Driv­ing like this will, of course, suck down those stored elec­trons. Audi claims a range of ‘over 400km’ on the WLTP cy­cle, but good luck achiev­ing it. We saw our ini­tial pre­dicted range of 383km at full charge plunge to 230km af­ter only 70km of fairly spir­ited driv­ing, with claimed con­sump­tion av­er­ag­ing 28.5kw/100km. A more likely real-world range on a full charge will prob­a­bly be in 310-340km zone. Will this be enough for most own­ers? Given that’s around three hours’ high­way driv­ing, the like­li­hood is that your blad­der and your kids will de­mand a break be­fore you’d prob­a­bly drive much fur­ther any­way.

As for dy­nam­ics? First im­pres­sions are that the E-tron’s ex­tra weight com­pared with the I-pace feels ev­i­dent in cor­ners and the Audi doesn’t quite match the Jag’s gen­eral ath­leti­cism. Driv­ing the E-tron hard on the amaz­ing Jebel Hafeet moun­tain road on the out­skirts of Al Ain in the UAE – a glassy three-lane rib­bon of bi­tu­men which climbs to an el­e­va­tion of over 1200m in just un­der 12km – was mem­o­rable, but also an ex­er­cise in man­ag­ing weight trans­fer and al­low­ing a gen­er­ous mar­gin in the brak­ing ar­eas.
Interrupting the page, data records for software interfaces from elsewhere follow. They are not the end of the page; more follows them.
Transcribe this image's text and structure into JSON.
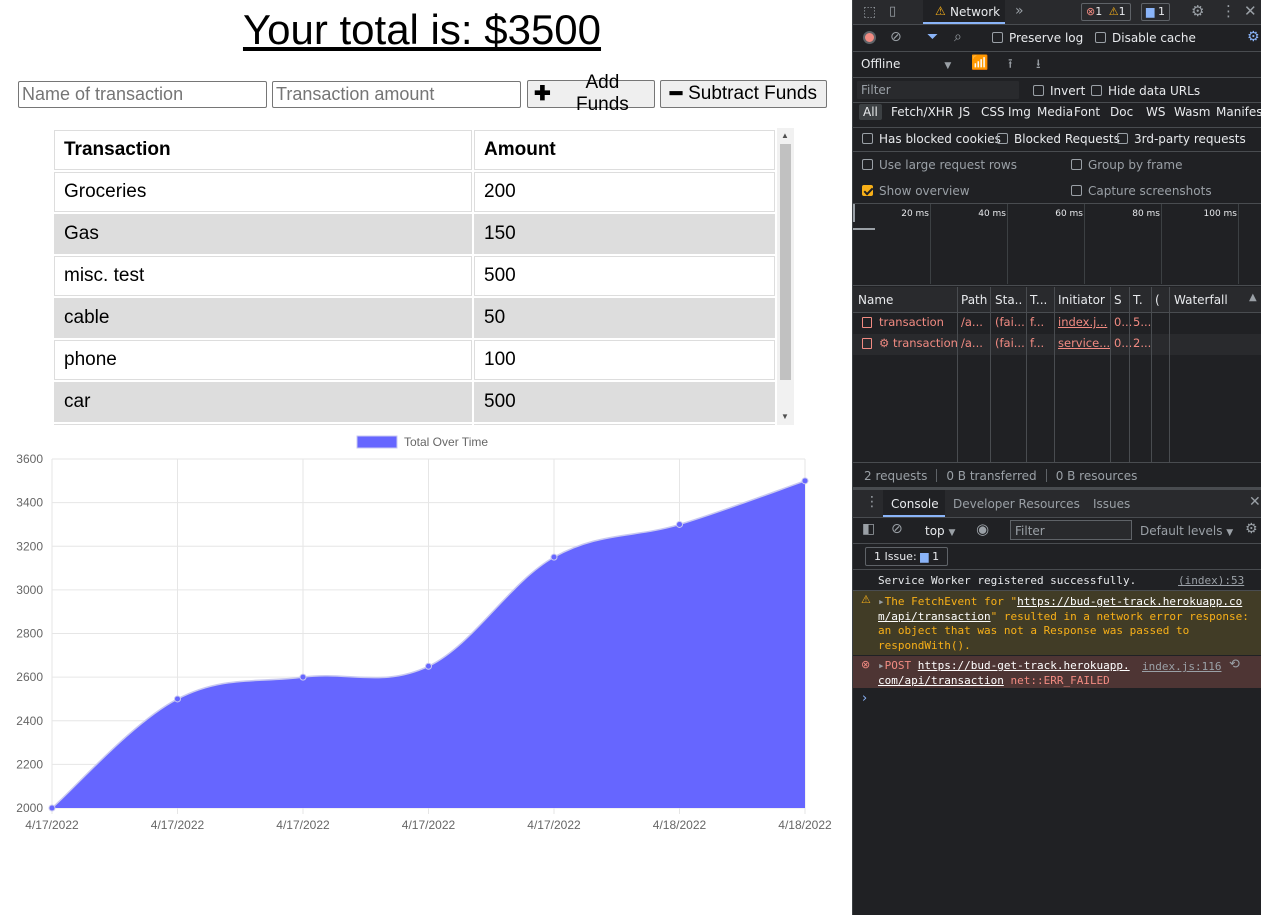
{
  "app": {
    "total_text": "Your total is: $3500",
    "name_placeholder": "Name of transaction",
    "amount_placeholder": "Transaction amount",
    "add_button": "Add Funds",
    "subtract_button": "Subtract Funds",
    "table": {
      "headers": [
        "Transaction",
        "Amount"
      ],
      "rows": [
        {
          "name": "Groceries",
          "amount": "200"
        },
        {
          "name": "Gas",
          "amount": "150"
        },
        {
          "name": "misc. test",
          "amount": "500"
        },
        {
          "name": "cable",
          "amount": "50"
        },
        {
          "name": "phone",
          "amount": "100"
        },
        {
          "name": "car",
          "amount": "500"
        }
      ]
    }
  },
  "chart_data": {
    "type": "area",
    "title": "",
    "legend_position": "top",
    "grid": true,
    "fill_color": "#6666ff",
    "x": [
      "4/17/2022",
      "4/17/2022",
      "4/17/2022",
      "4/17/2022",
      "4/17/2022",
      "4/18/2022",
      "4/18/2022"
    ],
    "series": [
      {
        "name": "Total Over Time",
        "values": [
          2000,
          2500,
          2600,
          2650,
          3150,
          3300,
          3500
        ]
      }
    ],
    "ylim": [
      2000,
      3600
    ],
    "yticks": [
      2000,
      2200,
      2400,
      2600,
      2800,
      3000,
      3200,
      3400,
      3600
    ]
  },
  "devtools": {
    "active_tab": "Network",
    "error_count": "1",
    "warning_count": "1",
    "issue_count": "1",
    "preserve_log": "Preserve log",
    "disable_cache": "Disable cache",
    "throttle": "Offline",
    "filter_placeholder": "Filter",
    "invert": "Invert",
    "hide_data_urls": "Hide data URLs",
    "types": [
      "All",
      "Fetch/XHR",
      "JS",
      "CSS",
      "Img",
      "Media",
      "Font",
      "Doc",
      "WS",
      "Wasm",
      "Manifest"
    ],
    "has_blocked_cookies": "Has blocked cookies",
    "blocked_requests": "Blocked Requests",
    "third_party": "3rd-party requests",
    "large_rows": "Use large request rows",
    "group_by_frame": "Group by frame",
    "show_overview": "Show overview",
    "capture_screenshots": "Capture screenshots",
    "timeline_ticks": [
      "20 ms",
      "40 ms",
      "60 ms",
      "80 ms",
      "100 ms"
    ],
    "columns": [
      "Name",
      "Path",
      "Sta..",
      "T...",
      "Initiator",
      "S",
      "T.",
      "(",
      "Waterfall"
    ],
    "requests": [
      {
        "name": "transaction",
        "path": "/a...",
        "status": "(fai...",
        "type": "f...",
        "initiator": "index.j...",
        "size": "0...",
        "time": "5..."
      },
      {
        "name": "⚙ transaction",
        "path": "/a...",
        "status": "(fai...",
        "type": "f...",
        "initiator": "service...",
        "size": "0...",
        "time": "2..."
      }
    ],
    "summary": [
      "2 requests",
      "0 B transferred",
      "0 B resources"
    ],
    "drawer_tabs": [
      "Console",
      "Developer Resources",
      "Issues"
    ],
    "context": "top",
    "console_filter": "Filter",
    "levels": "Default levels",
    "issues_badge": "1 Issue:",
    "issues_badge_count": "1",
    "messages": {
      "info_text": "Service Worker registered successfully.",
      "info_source": "(index):53",
      "warn_line1_pre": "The FetchEvent for \"",
      "warn_url1": "https://bud-get-track.herokuapp.co",
      "warn_url2": "m/api/transaction",
      "warn_line2_post": "\" resulted in a network error response:",
      "warn_line3": "an object that was not a Response was passed to",
      "warn_line4": "respondWith().",
      "err_method": "POST",
      "err_url1": "https://bud-get-track.herokuapp.",
      "err_url2": "com/api/transaction",
      "err_tail": "net::ERR_FAILED",
      "err_source": "index.js:116"
    }
  }
}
The steer­ing is quick and pre­cise but over-as­sisted at low speed, and not ex­actly or­ganic in terms of feel. Also, de­spite the torque split, the E-tron never feels rear-driven. In­stead, it gets the elec­tric grunt down with al­most clin­i­cal all-fours ef­fi­ciency, and the low cen­tre of grav­ity helps give it a mostly neu­tral stance un­til you re­ally start muscling the nose in tighter turns.

But more rel­e­vant to most own­ers will be the E-tron’s ex­cep­tional cruis­ing abil­ity. Wind noise is bril­liantly sup­pressed, and the car is happy to coast on a light throt­tle, the re-gen sys­tem able to be set via wheel pad­dles to be quite sub­tle on down­hill gra­di­ents, de­spite its ef­fi­ciency in cap­tur­ing ki­netic en­ergy.

It all makes for ut­terly tran­quil road-trip­ping, es­pe­cially com­bined with the E-tron’s fine ride. The com­bi­na­tion of a long wheel­base and stan­dard-fit­ment height-ad­justable air sus­pen­sion means it de­liv­ers real pli­ancy, even on the 21-inch wheels fit­ted to the test cars. There’s also a high-rid­ing off-road mode that al­lows ex­plo­ration of mildly rut­ted or rocky ter­rain, if you’re will­ing to chance the tyres.

So, on bal­ance, E-tron emerges as deeply con­vinc­ing, even if it can’t quite claim to re­set the ex­ist­ing bench­marks set by its fledg­ling EV op­po­si­tion. Now we await the ar­rival of Merc’s EQC, due late 2019, for the real high-noon show­down in EV land.



Newspapers in English

Newspapers from Australia

© PressReader. All rights reserved.